JERUSALEM (AP) — Israel said Tuesday it has proof that Iran stole classified documents from the U.N. atomic energy agency nearly two decades ago and used them to conceal its nuclear activities from international inspectors.
The documents appear to show that Iran was spying on the inspectors and trying to anticipate and respond to any allegations of wrongdoing, but they do not appear to contain any evidence it was pursuing nuclear weapons. The release came as Israel has been pressing the U.S. and other world powers not to restore a tattered nuclear deal with Iran.
Israeli Prime Minister Naftali Bennett circulated the documents to media. His office said they came from a trove of Iranian nuclear files seized by Israel in 2018 but have not previously been made public. The Wall Street Journal first reported on the documents last week, saying it had obtained them from “a Middle East intelligence agency" in a country opposed to Iran's nuclear program.
Bennett said he was sharing the documents in response to remarks by Iranian Foreign Minister Hossein Amirabdollahian at the World Economic Forum in Davos, Switzerland, who dismissed the allegations as “lies." The foreign minister pointed to previous times when Israel has issued dire warnings — which did not come to pass — that Iran was about to develop nuclear weapons.
“Spreading lies? Come on. I’m holding right here the proof of your lies in my hands," Bennett said in a video circulated to media. The Persian-language documents, which could not be immediately authenticated, appear to be marked with official stamps, some bearing the word “secret.”
“After Iran stole classified documents from the U.N.’s atomic agency, Iran used that information to figure out what the atomic agency was hoping to find, and then created cover stories and hid evidence to evade their nuclear probes," Bennett said.
Iran has always insisted its nuclear program is for purely peaceful purposes. U.S. intelligence agencies, Western nations and the International Atomic Energy Agency have said Iran ran an organized nuclear weapons program until 2003.
Israel views Iran as its greatest threat and was virulently opposed to the 2015 nuclear agreement signed by Iran and world powers, saying it did not contain enough safeguards to keep Iran from developing a weapons capability or address other Iranian military threats in the region. It welcomed the Trump administration's decision to unilaterally withdraw from that deal, causing its collapse, and is opposed to U.S. efforts to revive the accord.
Israel is widely believed to be the only nuclear-armed state in the Middle East. It has never publicly acknowledged having such weapons.
One of the documents shared by Israel, a purported Iranian intelligence memo from 2004, says “27 pages of classified IAEA documents” are being sent to prepare for an inspection of Iran's Arak heavy water nuclear reactor. The reactor produces plutonium as a byproduct, which can be used for nuclear weapons. The memo says the documents were “obtained using intelligence methods.”
Another purported Iranian intelligence memo, from 2006, offers a translation of a “highly confidential agency report” about a “green salt” project. The U.S. has said the “Green Salt Project” was an Iranian plan to link diverse components of a nuclear weapons program, including uranium enrichment, high explosives testing and a missile re-entry vehicle.

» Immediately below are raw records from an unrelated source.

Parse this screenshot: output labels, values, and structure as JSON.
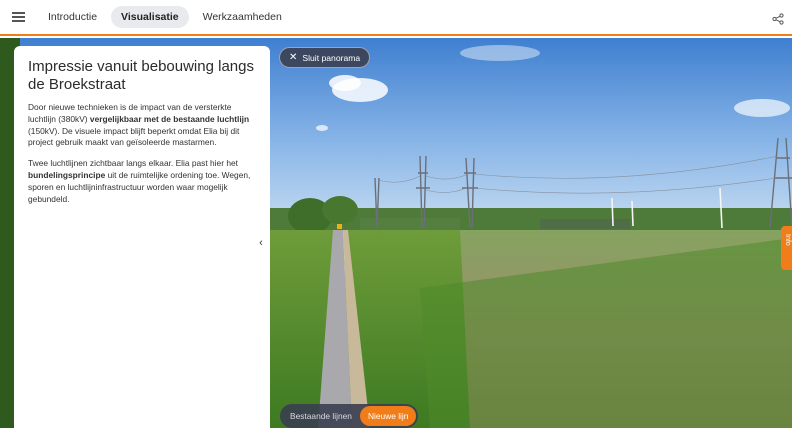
{
  "nav": {
    "tabs": [
      {
        "label": "Introductie"
      },
      {
        "label": "Visualisatie"
      },
      {
        "label": "Werkzaamheden"
      }
    ]
  },
  "panel": {
    "title": "Impressie vanuit bebouwing langs de Broekstraat",
    "p1_a": "Door nieuwe technieken is de impact van de versterkte luchtlijn (380kV) ",
    "p1_b": "vergelijkbaar met de bestaande luchtlijn",
    "p1_c": " (150kV). De visuele impact blijft beperkt omdat Elia bij dit project gebruik maakt van geïsoleerde mastarmen.",
    "p2_a": "Twee luchtlijnen zichtbaar langs elkaar. Elia past hier het ",
    "p2_b": "bundelingsprincipe",
    "p2_c": " uit de ruimtelijke ordening toe. Wegen, sporen en luchtlijninfrastructuur worden waar mogelijk gebundeld."
  },
  "panorama": {
    "close_label": "Sluit panorama",
    "toggle": {
      "options": [
        "Bestaande lijnen",
        "Nieuwe lijn"
      ],
      "selected": "Nieuwe lijn"
    },
    "side_tab_label": "Info"
  },
  "colors": {
    "accent": "#f07d19",
    "dark_chip": "#3a3e50"
  }
}
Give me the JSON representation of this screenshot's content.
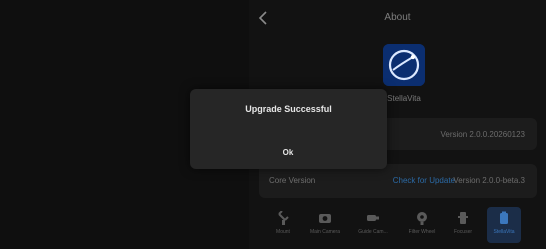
{
  "header": {
    "title": "About"
  },
  "app": {
    "name": "StellaVita"
  },
  "version_row": {
    "label": "",
    "value": "Version 2.0.0.20260123"
  },
  "core_row": {
    "label": "Core Version",
    "link": "Check for Update",
    "value": "Version 2.0.0-beta.3"
  },
  "nav": {
    "items": [
      {
        "label": "Mount",
        "icon": "telescope-icon"
      },
      {
        "label": "Main Camera",
        "icon": "camera-icon"
      },
      {
        "label": "Guide Cam...",
        "icon": "guide-camera-icon"
      },
      {
        "label": "Filter Wheel",
        "icon": "filter-wheel-icon"
      },
      {
        "label": "Focuser",
        "icon": "focuser-icon"
      },
      {
        "label": "StellaVita",
        "icon": "stellavita-icon"
      }
    ],
    "active_index": 5
  },
  "modal": {
    "title": "Upgrade Successful",
    "ok_label": "Ok"
  },
  "colors": {
    "accent": "#3b77bd",
    "link": "#2b6aa6",
    "modal_bg": "#262626"
  }
}
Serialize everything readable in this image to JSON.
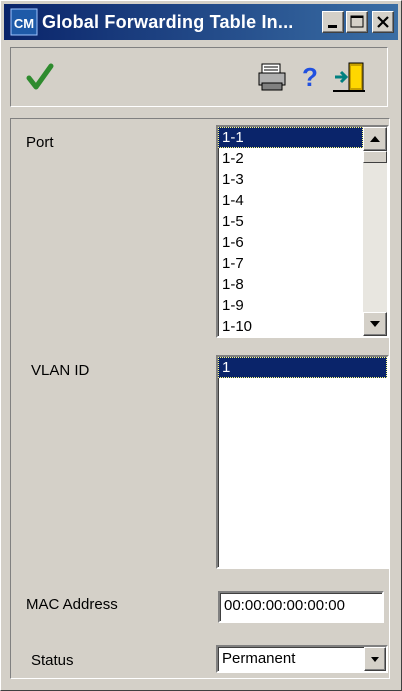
{
  "window": {
    "title": "Global Forwarding Table In...",
    "app_icon_text": "CM"
  },
  "toolbar": {
    "apply_icon": "checkmark-icon",
    "print_icon": "printer-icon",
    "help_icon": "help-icon",
    "exit_icon": "exit-door-icon"
  },
  "form": {
    "port": {
      "label": "Port",
      "items": [
        "1-1",
        "1-2",
        "1-3",
        "1-4",
        "1-5",
        "1-6",
        "1-7",
        "1-8",
        "1-9",
        "1-10"
      ],
      "selected": "1-1"
    },
    "vlan": {
      "label": "VLAN ID",
      "items": [
        "1"
      ],
      "selected": "1"
    },
    "mac": {
      "label": "MAC Address",
      "value": "00:00:00:00:00:00"
    },
    "status": {
      "label": "Status",
      "value": "Permanent"
    }
  },
  "colors": {
    "titlebar": "#0a246a",
    "selection": "#0a246a",
    "face": "#d4d0c8"
  }
}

In one set of documents, an Iranian official requests in handwritten notes that the liquidation date of a company that had been operating the Gachin uranium mine be changed from 2001 to 2003. The official writes that the atomic agency will be asking about it, saying “we must hurry.”
The Wall Street Journal, citing unnamed intelligence officials, said this change allowed Iran to tell the IAEA that the work done on the mine prior to 2003 was carried out by a private company under the auspices of Iran’s atomic energy agency, when in fact the mine was operated by the Defense Ministry as part of a potential nuclear weapons program.
The Biden administration says it is making a final push for an agreement that would lift sanctions on Iran in return for limits and oversight of its nuclear activities. The inspections would likely be carried out by the IAEA.
Since the collapse of the deal, Iran has resumed key aspects of its nuclear program, including enrichment of uranium beyond the limits outlined in the agreement. Israel's defense minister recently claimed that Iran is just weeks away from producing enough enriched uranium required to make a bomb.
Rob Malley, the U.S. envoy to the talks, acknowledged last week that the chances of success were “tenuous." But he said the administration still believes Iran's nuclear program is less of a threat inside a deal than outside one.
Yoel Guzansky, a senior fellow and Iran expert at Israel's Institute for National Security Studies, said the leak of the documents was likely aimed at influencing the U.S. as it tries to close a new deal. But he said it would likely not have much impact.
“People understand what the threat from Iran is,” he said. “They understand that Iran is lying and cheating and hiding for years. I don't think it comes as a surprise for anyone, so I don't see any long-term effect of these documents.”